From a column in today's Detroit News :
The teachers at Alain Locke Senior High School in south-central Los Angeles' troubled Watts neighborhood were fed up.
They were sick of their 50-percent-plus dropout rate. They were sick of gang violence. They were especially sick of their district bureaucrats' ever-changing education fads.
So they did the unthinkable: They made history by boldly turning over their public high school last fall to a charter school organization--and risking their own jobs.
And from an editorial, also in today's News :
Skeptics in California said it would never happen, but it did. Union teachers at Locke Senior High in Los Angeles have decided to give to charter nonprofit operator Green Dot the chance to make the disadvantaged school flourish again. Green Dot will take over the school by this summer.
Why is this L.A. high school the talk of the News 's opinion pages today? Because Motor City superintendent Connie Calloway plans to restructure five struggling schools in Locke's image.
Sounds like a pretty solid plan. Green Dot made its name as the first charter management organization to invite unions into its schools. But its labor contract is generally several-hundred pages shorter than a typical district contract. And in most other ways it embodies the kind of common-sense practices that produce well-managed schools. Again from the News editorial:
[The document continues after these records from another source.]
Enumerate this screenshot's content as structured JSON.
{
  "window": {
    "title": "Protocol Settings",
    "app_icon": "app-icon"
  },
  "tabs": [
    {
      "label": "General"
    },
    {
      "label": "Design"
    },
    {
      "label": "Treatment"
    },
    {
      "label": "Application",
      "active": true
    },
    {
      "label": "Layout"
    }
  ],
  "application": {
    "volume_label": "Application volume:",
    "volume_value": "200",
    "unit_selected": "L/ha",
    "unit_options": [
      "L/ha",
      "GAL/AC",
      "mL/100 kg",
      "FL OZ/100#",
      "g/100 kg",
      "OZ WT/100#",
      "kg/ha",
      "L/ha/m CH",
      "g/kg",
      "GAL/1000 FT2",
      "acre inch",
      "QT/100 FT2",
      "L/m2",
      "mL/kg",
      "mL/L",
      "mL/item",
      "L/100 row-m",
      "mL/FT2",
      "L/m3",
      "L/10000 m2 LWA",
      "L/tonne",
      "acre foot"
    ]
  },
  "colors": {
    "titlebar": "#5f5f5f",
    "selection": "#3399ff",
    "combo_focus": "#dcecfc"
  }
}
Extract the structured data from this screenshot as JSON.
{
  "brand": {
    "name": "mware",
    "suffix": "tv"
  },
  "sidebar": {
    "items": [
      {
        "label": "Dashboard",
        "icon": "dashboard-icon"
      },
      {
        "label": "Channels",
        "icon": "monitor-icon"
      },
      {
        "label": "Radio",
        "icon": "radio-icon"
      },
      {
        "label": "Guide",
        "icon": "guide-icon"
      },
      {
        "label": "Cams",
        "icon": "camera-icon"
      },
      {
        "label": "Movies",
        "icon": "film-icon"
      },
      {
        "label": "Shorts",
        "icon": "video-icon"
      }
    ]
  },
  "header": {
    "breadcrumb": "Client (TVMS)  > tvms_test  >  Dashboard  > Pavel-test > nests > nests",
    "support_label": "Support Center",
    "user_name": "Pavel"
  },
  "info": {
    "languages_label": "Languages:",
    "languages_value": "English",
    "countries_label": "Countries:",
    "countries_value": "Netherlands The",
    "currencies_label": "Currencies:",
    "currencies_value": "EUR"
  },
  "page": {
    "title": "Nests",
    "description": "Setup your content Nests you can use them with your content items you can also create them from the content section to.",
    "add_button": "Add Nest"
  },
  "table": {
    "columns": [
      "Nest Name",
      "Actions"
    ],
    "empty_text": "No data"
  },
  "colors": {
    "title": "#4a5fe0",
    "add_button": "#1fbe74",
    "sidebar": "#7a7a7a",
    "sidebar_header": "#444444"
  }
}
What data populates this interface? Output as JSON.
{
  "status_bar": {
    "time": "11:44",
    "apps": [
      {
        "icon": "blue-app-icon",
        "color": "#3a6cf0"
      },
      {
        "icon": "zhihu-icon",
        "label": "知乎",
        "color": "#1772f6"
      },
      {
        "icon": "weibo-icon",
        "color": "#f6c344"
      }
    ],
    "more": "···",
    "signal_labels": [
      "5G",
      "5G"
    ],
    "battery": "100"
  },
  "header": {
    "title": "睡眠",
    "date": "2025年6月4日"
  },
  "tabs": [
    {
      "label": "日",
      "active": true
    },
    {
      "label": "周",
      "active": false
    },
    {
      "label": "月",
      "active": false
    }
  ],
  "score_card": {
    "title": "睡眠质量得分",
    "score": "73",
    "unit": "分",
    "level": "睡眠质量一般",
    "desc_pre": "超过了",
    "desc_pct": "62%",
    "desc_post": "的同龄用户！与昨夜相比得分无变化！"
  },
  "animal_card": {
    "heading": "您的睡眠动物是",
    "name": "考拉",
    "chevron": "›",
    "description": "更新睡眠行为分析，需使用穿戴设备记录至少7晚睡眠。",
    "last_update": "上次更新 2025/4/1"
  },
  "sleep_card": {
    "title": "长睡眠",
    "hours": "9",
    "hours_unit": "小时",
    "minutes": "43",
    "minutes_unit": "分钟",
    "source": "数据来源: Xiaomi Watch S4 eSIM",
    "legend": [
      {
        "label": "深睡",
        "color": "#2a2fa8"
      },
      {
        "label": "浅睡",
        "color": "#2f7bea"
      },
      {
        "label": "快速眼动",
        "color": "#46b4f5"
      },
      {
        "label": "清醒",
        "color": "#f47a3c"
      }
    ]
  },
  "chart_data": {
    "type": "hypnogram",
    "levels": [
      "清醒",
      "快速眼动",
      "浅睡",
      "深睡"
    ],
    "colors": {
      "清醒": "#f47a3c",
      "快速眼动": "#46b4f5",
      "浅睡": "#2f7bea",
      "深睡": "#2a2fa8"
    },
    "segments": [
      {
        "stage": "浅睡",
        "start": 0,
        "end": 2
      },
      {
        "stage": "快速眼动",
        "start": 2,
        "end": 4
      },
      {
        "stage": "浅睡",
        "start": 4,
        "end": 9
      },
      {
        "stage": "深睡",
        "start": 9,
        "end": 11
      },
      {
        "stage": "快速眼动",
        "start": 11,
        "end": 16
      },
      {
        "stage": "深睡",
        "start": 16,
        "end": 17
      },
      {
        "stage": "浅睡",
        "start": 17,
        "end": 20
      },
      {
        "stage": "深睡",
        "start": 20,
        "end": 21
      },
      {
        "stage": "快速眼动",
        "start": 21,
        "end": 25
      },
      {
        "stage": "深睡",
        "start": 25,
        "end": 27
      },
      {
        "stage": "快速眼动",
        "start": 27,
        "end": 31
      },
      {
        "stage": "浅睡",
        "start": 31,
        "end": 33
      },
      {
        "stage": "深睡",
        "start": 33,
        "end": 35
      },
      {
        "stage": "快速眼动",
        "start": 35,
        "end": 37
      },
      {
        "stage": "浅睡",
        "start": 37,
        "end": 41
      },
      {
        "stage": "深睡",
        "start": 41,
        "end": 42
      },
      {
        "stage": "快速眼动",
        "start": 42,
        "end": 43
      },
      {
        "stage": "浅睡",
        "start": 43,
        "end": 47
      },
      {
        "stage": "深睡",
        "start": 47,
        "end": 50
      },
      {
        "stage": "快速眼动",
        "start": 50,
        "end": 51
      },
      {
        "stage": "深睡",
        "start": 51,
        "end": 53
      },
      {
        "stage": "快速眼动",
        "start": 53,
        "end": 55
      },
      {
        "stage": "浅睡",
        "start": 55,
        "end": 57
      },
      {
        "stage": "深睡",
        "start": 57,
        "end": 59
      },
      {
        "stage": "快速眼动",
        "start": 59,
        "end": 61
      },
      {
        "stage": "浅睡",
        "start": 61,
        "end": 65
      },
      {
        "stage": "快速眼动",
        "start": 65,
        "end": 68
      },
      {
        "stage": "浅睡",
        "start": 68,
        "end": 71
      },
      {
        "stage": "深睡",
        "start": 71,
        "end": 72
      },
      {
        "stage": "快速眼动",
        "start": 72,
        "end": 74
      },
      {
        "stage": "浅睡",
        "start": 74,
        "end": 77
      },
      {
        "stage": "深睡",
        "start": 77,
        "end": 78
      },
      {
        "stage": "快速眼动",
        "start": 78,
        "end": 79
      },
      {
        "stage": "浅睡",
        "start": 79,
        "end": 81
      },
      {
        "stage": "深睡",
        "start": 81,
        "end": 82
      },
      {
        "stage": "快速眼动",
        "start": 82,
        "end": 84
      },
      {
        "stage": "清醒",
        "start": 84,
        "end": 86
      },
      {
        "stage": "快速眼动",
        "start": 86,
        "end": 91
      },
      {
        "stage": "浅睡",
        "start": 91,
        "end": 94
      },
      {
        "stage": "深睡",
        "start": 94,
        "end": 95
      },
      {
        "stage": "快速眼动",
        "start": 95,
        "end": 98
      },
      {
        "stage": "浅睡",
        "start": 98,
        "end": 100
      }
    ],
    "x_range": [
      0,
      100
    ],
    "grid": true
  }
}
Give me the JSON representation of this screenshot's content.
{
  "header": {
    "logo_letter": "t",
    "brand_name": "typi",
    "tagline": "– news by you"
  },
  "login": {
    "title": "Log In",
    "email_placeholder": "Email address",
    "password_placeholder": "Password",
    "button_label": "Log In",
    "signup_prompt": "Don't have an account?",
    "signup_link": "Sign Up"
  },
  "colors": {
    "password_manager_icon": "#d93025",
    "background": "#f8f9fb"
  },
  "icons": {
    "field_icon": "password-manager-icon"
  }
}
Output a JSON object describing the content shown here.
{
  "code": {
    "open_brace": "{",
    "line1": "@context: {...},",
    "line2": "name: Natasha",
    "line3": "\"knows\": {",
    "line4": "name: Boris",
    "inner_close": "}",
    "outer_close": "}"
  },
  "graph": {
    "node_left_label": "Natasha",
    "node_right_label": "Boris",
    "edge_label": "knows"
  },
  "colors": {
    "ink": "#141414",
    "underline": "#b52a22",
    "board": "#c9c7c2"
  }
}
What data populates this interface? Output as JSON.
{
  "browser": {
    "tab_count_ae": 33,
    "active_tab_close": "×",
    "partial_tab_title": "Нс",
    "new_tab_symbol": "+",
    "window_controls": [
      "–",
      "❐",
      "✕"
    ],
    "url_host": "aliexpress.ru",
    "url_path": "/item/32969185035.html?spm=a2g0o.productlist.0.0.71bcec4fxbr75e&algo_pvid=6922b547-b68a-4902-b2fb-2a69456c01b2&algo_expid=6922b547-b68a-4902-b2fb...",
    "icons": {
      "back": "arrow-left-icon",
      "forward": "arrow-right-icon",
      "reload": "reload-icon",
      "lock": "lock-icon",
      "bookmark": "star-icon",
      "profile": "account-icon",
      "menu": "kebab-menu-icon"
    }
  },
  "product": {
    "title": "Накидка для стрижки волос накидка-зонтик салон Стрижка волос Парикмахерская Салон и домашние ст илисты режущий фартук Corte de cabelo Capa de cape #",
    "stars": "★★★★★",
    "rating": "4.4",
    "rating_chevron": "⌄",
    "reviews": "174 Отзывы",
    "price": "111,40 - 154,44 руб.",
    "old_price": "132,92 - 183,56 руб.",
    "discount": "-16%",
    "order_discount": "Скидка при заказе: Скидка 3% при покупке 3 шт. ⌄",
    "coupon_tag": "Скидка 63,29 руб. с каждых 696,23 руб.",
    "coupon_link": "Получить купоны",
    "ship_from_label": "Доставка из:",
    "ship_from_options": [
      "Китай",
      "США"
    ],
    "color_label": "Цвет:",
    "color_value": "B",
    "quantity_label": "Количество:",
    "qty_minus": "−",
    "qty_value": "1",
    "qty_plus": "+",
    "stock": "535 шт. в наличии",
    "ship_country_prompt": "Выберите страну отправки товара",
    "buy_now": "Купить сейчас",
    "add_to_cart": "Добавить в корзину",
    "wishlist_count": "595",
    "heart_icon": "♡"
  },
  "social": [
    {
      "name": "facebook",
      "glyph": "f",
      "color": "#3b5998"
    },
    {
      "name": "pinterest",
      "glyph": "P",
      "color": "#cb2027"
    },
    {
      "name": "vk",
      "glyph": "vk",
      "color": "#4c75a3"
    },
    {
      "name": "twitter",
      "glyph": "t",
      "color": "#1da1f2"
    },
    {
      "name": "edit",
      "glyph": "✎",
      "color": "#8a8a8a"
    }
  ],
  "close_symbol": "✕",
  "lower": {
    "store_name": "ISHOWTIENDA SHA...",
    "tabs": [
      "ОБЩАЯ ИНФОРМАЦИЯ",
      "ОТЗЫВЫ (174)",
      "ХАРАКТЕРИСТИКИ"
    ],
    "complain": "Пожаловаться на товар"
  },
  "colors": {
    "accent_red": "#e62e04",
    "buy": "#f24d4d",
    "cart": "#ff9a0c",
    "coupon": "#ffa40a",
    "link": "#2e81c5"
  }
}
Green Dot teachers are unionized, but they have a much more flexible contract that makes teacher performance the top priority.
"Old union contracts were written for school districts, not kids," said Steve Barr, Green Dot's founder.
Teachers and principals have autonomy over their school budget, curriculum and hiring and firing. Green Dot administrators say they use a more rigorous hiring process to ensure the selection of high-quality teachers, which is one of the strongest predictors of student performance. There are no seniority preferences or teacher tenure. Teachers can choose between guaranteed retirement benefits--or a self-managed 401(k) retirement savings plan.
Teachers also work a "professional work day," or a salaried schedule without overtime pay.
Very good news for Detroit, which badly needs some good news . Let's hope it plays out as planned.